Record excerpts ->
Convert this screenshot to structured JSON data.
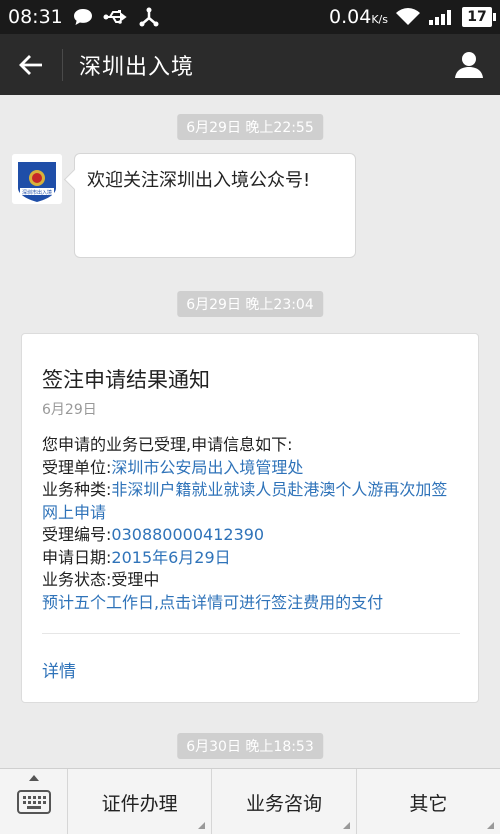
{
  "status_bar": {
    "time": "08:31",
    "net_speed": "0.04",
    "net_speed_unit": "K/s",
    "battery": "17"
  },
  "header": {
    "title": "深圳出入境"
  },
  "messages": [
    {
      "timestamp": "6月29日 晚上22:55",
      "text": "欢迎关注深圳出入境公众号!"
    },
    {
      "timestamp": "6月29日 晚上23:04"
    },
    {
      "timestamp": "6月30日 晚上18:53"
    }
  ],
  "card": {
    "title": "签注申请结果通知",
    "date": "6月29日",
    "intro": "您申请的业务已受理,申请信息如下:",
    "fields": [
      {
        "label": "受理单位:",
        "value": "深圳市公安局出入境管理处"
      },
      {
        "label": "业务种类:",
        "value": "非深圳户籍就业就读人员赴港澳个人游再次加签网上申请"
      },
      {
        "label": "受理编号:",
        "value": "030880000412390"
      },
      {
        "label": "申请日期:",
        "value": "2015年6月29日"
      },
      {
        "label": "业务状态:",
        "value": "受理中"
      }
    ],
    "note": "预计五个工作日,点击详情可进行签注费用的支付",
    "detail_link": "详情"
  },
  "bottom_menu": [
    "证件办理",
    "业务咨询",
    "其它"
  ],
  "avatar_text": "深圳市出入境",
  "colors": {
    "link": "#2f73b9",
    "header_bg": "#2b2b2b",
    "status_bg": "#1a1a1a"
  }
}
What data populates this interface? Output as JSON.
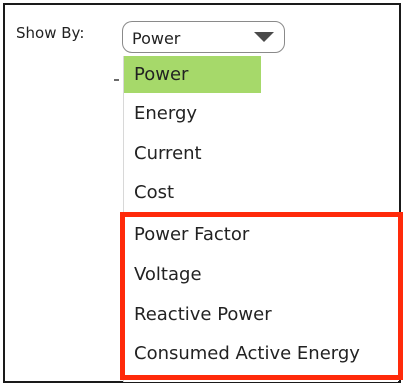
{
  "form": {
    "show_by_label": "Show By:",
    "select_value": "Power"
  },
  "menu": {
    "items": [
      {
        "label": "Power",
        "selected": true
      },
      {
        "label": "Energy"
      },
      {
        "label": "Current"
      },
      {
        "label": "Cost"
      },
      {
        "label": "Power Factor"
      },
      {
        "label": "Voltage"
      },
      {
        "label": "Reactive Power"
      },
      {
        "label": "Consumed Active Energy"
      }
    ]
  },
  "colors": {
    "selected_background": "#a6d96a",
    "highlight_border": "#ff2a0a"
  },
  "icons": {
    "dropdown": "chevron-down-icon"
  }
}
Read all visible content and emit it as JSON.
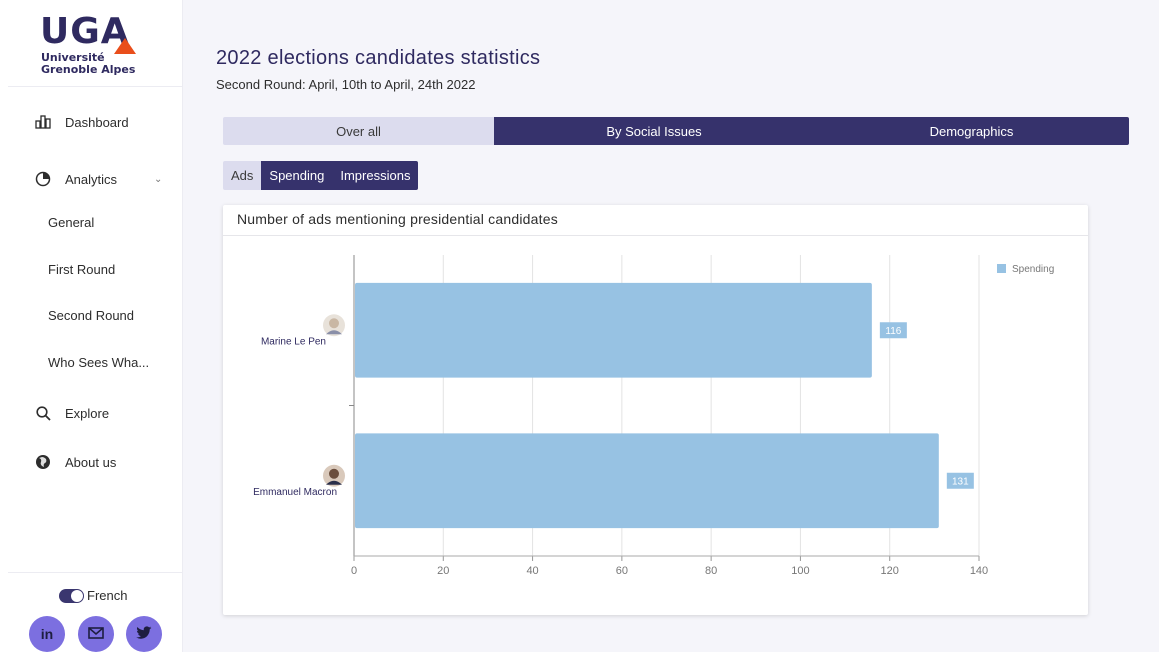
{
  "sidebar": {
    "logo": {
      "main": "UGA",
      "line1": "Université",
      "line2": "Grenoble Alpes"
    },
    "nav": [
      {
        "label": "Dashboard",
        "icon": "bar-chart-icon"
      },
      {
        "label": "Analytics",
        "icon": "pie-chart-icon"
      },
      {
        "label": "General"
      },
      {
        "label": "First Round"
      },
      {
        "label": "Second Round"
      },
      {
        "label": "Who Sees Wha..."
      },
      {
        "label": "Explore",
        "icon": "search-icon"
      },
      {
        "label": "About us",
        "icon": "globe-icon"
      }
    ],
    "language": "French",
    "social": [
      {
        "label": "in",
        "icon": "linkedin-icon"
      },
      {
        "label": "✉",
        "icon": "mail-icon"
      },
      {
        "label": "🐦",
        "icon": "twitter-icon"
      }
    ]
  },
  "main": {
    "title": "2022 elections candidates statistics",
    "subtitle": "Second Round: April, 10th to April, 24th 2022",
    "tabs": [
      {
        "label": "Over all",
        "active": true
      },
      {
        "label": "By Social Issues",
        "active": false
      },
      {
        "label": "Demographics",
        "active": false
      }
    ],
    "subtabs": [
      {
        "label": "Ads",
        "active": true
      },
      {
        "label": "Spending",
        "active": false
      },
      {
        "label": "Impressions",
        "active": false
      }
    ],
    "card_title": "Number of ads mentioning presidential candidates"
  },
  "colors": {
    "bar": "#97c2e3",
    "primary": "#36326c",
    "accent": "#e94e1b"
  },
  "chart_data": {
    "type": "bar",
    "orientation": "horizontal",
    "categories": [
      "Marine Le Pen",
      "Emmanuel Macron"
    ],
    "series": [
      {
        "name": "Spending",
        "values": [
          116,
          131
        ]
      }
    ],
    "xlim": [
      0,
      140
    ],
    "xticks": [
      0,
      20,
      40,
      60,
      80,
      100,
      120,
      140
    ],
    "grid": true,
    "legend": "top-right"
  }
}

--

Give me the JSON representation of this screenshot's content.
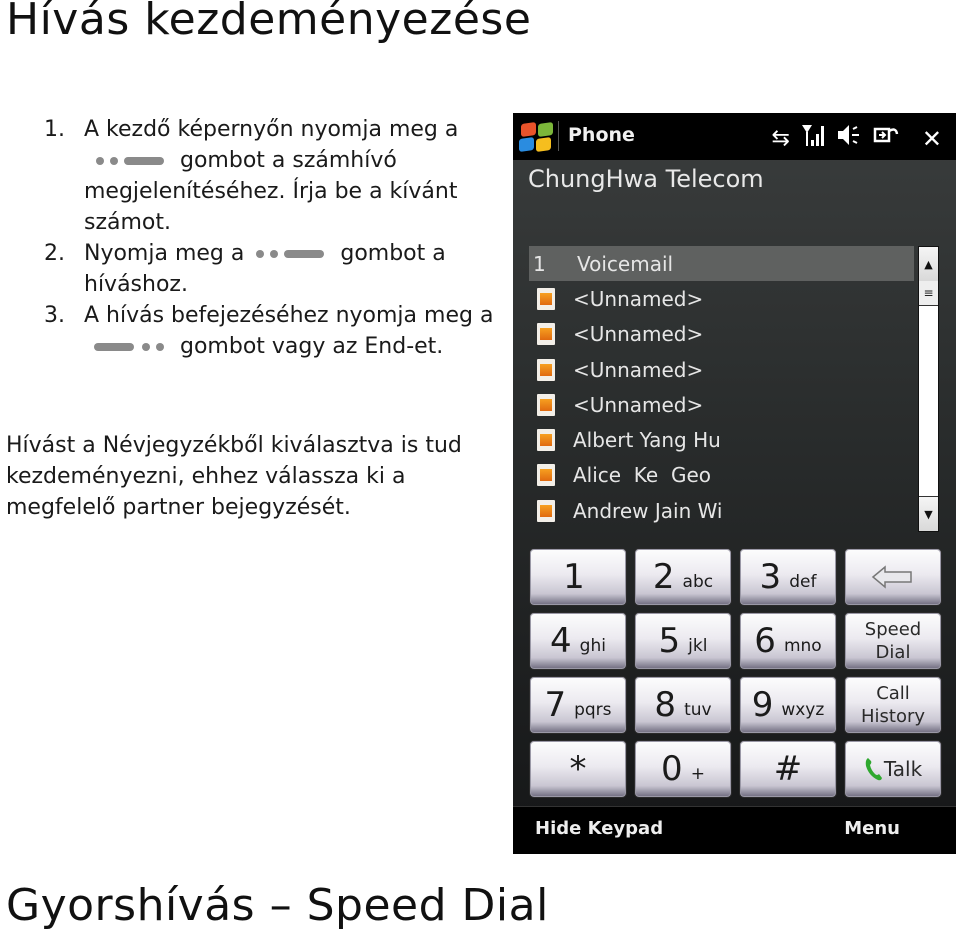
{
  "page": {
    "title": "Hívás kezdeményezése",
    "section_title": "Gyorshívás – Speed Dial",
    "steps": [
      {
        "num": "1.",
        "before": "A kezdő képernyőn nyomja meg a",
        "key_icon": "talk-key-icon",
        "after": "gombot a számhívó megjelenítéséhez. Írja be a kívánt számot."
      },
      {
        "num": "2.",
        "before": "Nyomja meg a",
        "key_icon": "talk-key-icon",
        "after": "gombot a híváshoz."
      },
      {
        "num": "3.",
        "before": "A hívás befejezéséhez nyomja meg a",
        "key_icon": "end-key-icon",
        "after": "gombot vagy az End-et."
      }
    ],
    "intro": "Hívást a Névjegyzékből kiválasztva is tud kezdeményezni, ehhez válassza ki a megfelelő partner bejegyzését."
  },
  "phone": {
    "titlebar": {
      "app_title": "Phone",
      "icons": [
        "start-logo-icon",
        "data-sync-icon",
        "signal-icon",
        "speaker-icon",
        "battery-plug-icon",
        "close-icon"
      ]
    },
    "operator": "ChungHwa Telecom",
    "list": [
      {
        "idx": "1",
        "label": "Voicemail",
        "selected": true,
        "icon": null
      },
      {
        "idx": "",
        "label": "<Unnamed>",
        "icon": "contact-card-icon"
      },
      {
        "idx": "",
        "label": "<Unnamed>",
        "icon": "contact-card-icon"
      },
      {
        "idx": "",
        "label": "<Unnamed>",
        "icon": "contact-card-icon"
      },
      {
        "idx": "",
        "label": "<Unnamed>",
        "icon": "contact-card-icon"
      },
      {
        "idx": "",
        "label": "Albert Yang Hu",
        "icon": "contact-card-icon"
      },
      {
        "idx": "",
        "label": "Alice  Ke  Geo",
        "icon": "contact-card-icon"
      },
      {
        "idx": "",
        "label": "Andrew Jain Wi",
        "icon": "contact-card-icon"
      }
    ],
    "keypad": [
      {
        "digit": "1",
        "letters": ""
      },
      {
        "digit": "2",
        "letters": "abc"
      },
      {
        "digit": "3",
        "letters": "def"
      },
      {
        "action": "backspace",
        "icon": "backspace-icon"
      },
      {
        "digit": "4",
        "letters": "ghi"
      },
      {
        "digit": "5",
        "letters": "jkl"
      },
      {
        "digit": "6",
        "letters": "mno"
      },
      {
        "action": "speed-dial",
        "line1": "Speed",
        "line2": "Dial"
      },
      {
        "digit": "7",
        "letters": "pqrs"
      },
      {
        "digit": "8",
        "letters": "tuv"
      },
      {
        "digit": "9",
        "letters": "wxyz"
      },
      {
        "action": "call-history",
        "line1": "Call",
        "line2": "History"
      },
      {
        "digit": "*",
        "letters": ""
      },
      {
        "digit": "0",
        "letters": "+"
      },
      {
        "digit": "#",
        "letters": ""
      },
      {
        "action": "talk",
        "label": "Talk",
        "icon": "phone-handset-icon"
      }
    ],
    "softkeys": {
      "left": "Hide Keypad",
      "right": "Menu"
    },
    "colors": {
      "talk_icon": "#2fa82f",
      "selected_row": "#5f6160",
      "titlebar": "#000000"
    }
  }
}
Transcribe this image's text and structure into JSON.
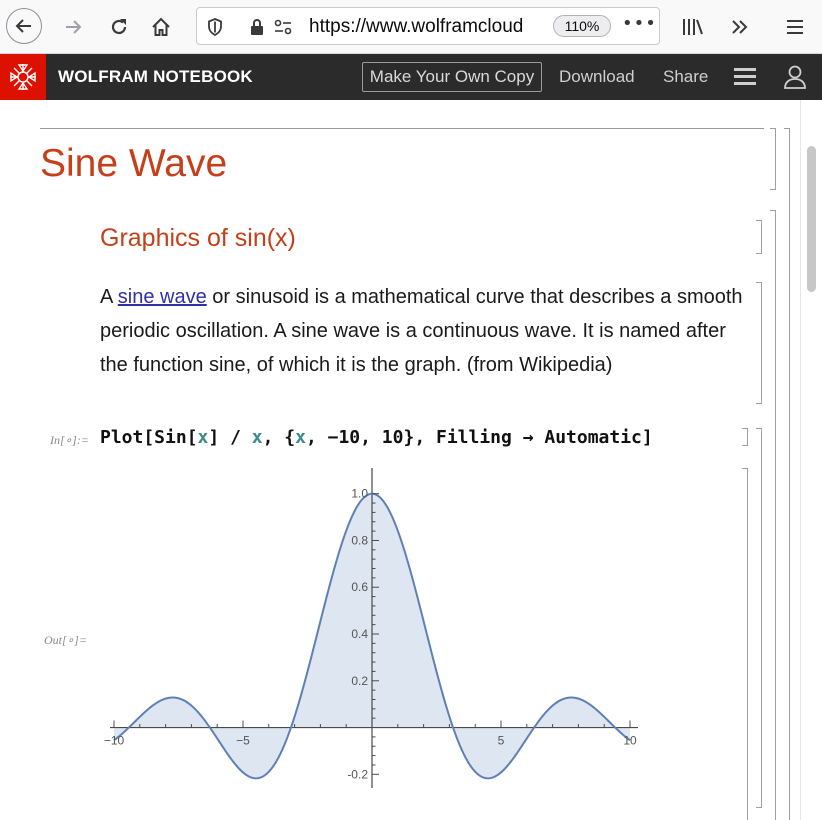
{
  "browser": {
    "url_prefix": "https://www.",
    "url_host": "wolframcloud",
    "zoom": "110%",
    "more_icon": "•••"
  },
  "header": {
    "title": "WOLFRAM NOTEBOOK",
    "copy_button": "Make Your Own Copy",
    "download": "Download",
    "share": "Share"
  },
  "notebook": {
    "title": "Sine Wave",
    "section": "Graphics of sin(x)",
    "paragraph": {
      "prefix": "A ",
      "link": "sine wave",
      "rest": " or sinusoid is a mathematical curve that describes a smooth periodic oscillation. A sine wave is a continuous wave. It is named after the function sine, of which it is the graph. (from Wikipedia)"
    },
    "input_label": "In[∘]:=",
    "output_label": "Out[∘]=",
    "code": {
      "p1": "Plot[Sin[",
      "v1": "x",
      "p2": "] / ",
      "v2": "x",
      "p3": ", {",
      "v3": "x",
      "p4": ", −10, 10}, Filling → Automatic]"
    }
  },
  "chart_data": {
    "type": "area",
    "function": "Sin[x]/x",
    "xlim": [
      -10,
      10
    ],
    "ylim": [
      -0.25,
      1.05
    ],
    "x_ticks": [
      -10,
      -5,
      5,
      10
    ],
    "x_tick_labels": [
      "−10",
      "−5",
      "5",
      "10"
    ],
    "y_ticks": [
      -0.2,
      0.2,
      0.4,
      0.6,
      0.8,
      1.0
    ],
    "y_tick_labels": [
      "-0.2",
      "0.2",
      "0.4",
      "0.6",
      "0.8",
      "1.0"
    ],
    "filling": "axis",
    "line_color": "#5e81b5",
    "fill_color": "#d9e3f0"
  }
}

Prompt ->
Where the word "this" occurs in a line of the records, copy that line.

Written reply ->
Convert this screenshot to structured JSON data.
What data populates this interface? Output as JSON.
Give me the JSON representation of this screenshot's content.
Transcribe this image's text and structure into JSON.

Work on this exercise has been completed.